Most of the reviews featured in this section are pilots of either unaired tv shows or ones which were broadcast but never picked up for a full series, but every so often we cover a short film and this is such an occasion, a high concept one off comedy that stars Jon H. Benjamin (Bob’s Burgers, Archer, Jon Benjamin Has A Van) and Natasha Leggero (Another Period, Dice) and which despite what the title suggests is set in Heaven.
Limbo came about in an unusual manner as it’s an adaptation of a short story that Adam Spielman posted on Reddit (which you can read here) and after he gave director Fangso Liu and producer Haines Landry permission to adapt it they managed to get Jon Benjamin to star, and Benjamin’s Bob’s Burgers co-star Dan Mintz (who’s also a writer for the sublime Nathan For You) in as a consulting producer, and then ran a kickstarter campaign which managed to raise $31,404. That’s obviously not a huge amount of money but it looks fantastic throughout, which is all to their credit.
It starts with our meeting Jim (Jon Benjamin), a vaguely sleazy guy who’s on a beach and staring at an attractive woman wearing only a bikini, with Jim then suddenly keeling over with a heart attack and dying.

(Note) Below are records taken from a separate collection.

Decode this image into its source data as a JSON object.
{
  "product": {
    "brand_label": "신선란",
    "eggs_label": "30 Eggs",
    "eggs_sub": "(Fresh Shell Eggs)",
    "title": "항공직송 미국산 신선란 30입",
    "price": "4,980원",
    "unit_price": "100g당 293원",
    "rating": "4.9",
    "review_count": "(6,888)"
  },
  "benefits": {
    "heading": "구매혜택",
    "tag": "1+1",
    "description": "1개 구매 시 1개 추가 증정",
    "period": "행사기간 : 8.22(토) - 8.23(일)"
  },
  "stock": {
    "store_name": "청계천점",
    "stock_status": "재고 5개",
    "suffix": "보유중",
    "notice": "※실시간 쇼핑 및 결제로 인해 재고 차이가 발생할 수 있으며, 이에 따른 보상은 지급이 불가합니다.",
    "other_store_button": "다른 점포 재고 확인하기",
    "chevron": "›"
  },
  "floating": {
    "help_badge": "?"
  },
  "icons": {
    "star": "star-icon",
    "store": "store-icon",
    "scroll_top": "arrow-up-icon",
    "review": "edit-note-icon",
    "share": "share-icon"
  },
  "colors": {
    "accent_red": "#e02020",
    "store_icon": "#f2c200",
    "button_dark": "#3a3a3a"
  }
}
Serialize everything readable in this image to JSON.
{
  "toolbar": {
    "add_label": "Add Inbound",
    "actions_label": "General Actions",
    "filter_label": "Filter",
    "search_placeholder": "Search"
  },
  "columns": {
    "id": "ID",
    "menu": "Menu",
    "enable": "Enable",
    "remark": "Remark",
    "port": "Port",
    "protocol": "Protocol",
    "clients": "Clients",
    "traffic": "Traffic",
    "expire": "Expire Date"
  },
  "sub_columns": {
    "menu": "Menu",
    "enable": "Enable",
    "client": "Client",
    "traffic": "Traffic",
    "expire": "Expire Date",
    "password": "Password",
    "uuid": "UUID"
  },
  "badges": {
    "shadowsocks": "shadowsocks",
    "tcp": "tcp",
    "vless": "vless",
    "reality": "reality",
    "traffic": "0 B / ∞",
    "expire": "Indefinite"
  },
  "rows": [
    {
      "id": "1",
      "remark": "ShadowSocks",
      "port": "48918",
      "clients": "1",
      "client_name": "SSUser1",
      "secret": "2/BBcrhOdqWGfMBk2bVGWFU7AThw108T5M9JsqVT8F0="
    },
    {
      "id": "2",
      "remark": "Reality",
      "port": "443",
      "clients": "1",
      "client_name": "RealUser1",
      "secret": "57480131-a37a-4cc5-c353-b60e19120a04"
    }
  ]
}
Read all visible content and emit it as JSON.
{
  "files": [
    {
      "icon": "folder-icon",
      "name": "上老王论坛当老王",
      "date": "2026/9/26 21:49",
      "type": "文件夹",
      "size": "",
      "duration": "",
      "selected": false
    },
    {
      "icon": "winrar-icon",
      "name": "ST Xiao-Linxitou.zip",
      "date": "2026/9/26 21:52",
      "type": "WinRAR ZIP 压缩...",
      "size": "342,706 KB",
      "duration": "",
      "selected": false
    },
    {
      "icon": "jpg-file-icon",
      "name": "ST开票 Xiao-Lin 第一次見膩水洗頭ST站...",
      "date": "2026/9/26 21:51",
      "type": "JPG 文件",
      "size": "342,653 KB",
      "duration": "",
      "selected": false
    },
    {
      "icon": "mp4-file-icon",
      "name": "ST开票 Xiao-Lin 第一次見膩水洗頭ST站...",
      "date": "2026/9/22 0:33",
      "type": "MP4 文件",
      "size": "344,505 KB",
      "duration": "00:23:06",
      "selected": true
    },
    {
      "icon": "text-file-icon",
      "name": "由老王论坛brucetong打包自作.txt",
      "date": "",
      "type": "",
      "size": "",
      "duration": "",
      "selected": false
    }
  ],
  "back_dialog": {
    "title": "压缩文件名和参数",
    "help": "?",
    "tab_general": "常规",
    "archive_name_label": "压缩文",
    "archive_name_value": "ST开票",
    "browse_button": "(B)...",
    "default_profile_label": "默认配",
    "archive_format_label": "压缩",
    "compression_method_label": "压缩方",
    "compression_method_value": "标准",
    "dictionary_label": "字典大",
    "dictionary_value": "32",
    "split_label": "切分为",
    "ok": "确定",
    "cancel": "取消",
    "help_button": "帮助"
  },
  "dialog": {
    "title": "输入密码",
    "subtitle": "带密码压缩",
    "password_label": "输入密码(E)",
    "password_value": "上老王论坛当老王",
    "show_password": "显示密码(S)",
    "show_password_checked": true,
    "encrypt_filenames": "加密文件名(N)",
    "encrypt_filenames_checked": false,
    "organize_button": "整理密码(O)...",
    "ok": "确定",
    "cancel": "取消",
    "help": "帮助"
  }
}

One burst of big band music later and he wakes up in a bar and is instantly given pizza and a light beer with the line “Hi, welcome to Heaven, here’s your pizza” because in a similar way to the recent episodes of The Good Place, Heaven is at least partially whatever you so wish it to be.
Because Jim isn’t exactly the most politically correct man in the world he’s then shown around his brand new afterlife and gets to see two semi-naked women spanking each other (who apparently love partaking in such a thing), and Jim is told that “You can have them after dinner”, and also that when it comes to Heave there’s “No catch, everyone gets in, everyone gets what they want” and how “If you’re Jim you get Chicken wings and bitches”.
Due to Jim being a man of simple pleasures we then cut to Jim having sex on a beach and when he ejaculates it’s pie, which is the lady he’s involved with’s fantasy apparently. Jim’s a slightly pedantic fella however as he starts wondering “If this place is having what you want all the time, how do you know what’s true? What if we’re in hell?” and so he then gets to meet Lucifer who just so happens to be in charge of heaven, but isn’t the big bad devil in the slightest. In fact she comes in the form of Natasha Legerro who tells him if he ever wants to know the truth he can visit a certain address, but if he does he’ll never be able to return to heaven. And then she gives him chicken and oral sex, because apparently she’s the hostess with the mostess and then some.
Jim’s concerns are known as “The Paradox” and he’s clearly not the first to ever question the nature of this new reality, but he’s able to put off finding out the real truth about his post death experiences for 376 years. Yet again as with The Good Place there gets a point where he seems to have become exhausted by non-stop pleasure, and so visits the address Lucifer gave him to find out what really is taking place.
The central idea is that even presented with paradise man will never be truly happy, or at least not forever, and it also throws up some questions about faith and fate, with it suggested that in the end Jim was always going to be end up leaving the place given his concerns about the nature of reality, as one of the officials informs him “This wouldn’t be paradise with you moping around”. It also mirrors the story of Adam and Eve on this front, though as with that tale it’s easy to feel sympathy for the lead as deities sure do seem to like to be shitty and fuck with humanity.
As much as it’s a cute idea it could only ever have been a one off, and though the writer of the original short has created further stories of Jim’s time in Heaven I can’t imagine wanting to see them if only because Jim’s a bit of a douchebag when it comes to women and his treatment of them, and while the concept is a fun one unless he became far more sympathetic it would have been a struggle to enjoy seeing him screw about in Heaven.
As it is this is a fun little short then, which has a good few lines, a couple of great performances from Benjamin and Leggero, and an intriguing enough idea that poses questions about the nature of humanity and existentialism, but it’s by no means essential viewing. Despite all the positives I can’t help but wish that it had been fleshed out a little more, that it was maybe thirty minutes long instead of fifteen so that the concept could have been explored in further detail, and we’d have learnt more about Jim’s struggles with the set up, because unfortunately despite looking great it feels like a slightly lightweight, empty affair.
You can watch Limbo here.